  • Expectation on non-empty VAST XML elements. Data, such as the Ad System ID, are expected by some components as ways to categorize VAST responses. If they are omitted, the response may be completely rejected.  
  • Inconsistent data. For example, some ad insertion systems balk when the VAST-signaled creative duration is different from the actual creative duration. Is this an error or a feature? It’s not clear: Should ads that are longer than specified be inserted or rejected? One can make an argument for either approach.  
  • Beacon length issues. Inserted ads are measured by beacons—URLs that signal to the ecosystem participants that an ad was viewed. In some situations, these beacons may exceed the URL limit of 4,096 characters and are rejected. These aren’t ad holes; they just look like ad holes, since they do not register as having received an impression, and hence are not monetizing. 
  • Weirdly long HTTP headers. Some responses carry very long strings of data that break some servers.    

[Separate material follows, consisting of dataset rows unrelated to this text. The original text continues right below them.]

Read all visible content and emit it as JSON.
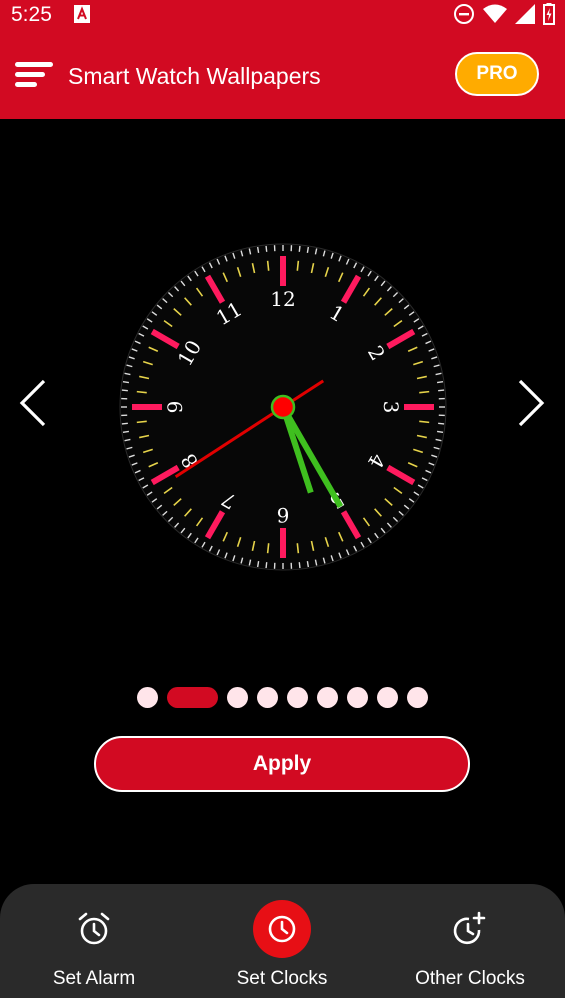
{
  "status_bar": {
    "time": "5:25",
    "icons": [
      "app-notification-icon",
      "do-not-disturb-icon",
      "wifi-icon",
      "signal-icon",
      "battery-charging-icon"
    ]
  },
  "app_bar": {
    "title": "Smart Watch Wallpapers",
    "pro_label": "PRO",
    "menu_icon": "menu-icon"
  },
  "clock": {
    "numerals": [
      "12",
      "1",
      "2",
      "3",
      "4",
      "5",
      "6",
      "7",
      "8",
      "9",
      "10",
      "11"
    ],
    "time_shown": "5:25",
    "colors": {
      "hour_marker": "#ff1a5e",
      "minute_tick": "#e6d34a",
      "hands": "#3fbf1f",
      "second_hand": "#e00000",
      "center": "#ff0000"
    }
  },
  "carousel": {
    "prev_icon": "chevron-left-icon",
    "next_icon": "chevron-right-icon",
    "page_count": 9,
    "active_page": 2
  },
  "apply_label": "Apply",
  "bottom_nav": {
    "items": [
      {
        "label": "Set Alarm",
        "icon": "alarm-clock-icon",
        "selected": false
      },
      {
        "label": "Set Clocks",
        "icon": "clock-icon",
        "selected": true
      },
      {
        "label": "Other Clocks",
        "icon": "clock-plus-icon",
        "selected": false
      }
    ]
  },
  "colors": {
    "brand_red": "#d20a22",
    "pro_orange": "#ffab00",
    "nav_bg": "#2a2a2a"
  }
}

The above all result in ad holes: ad responses that do not lead to a monetizable impression. 

How are these issues mitigated? Bad or incompatible VAST generated by a DSP is difficult to track. The most common approach to uncovering these issues is to note certain ads that never lead to impressions. This requires per-ad-creative monitoring, which is difficult to automate. Fixing these issues is also difficult, since normally there aren’t direct relationships between DSPs and SSAI vendors, not to mention publishers.

Problems, like long headers, that manifest pair-wise between ecosystem partners—for example a DSP and an SSAI system—are almost impossible to fix without a central entity that can manage all the partners in the ecosystem, each of which is convinced the problem is elsewhere.

The good news is that these types of errors are becoming less frequent over time as the ecosystems mature, including the introduction of central mediating entities. 

However, some issues aren’t errors, they’re incompatibilities between distinct systems, e.g. the demand ad server and the SSAI system. These issues are a bit arcane but worth understanding, so stay tuned for Part 2, which will dig deeper into the systemic issues that cause ad holes and misunderstandings that lead to unfilled inventory.  

Yuval Fisher is senior vice president, technology for Wurl.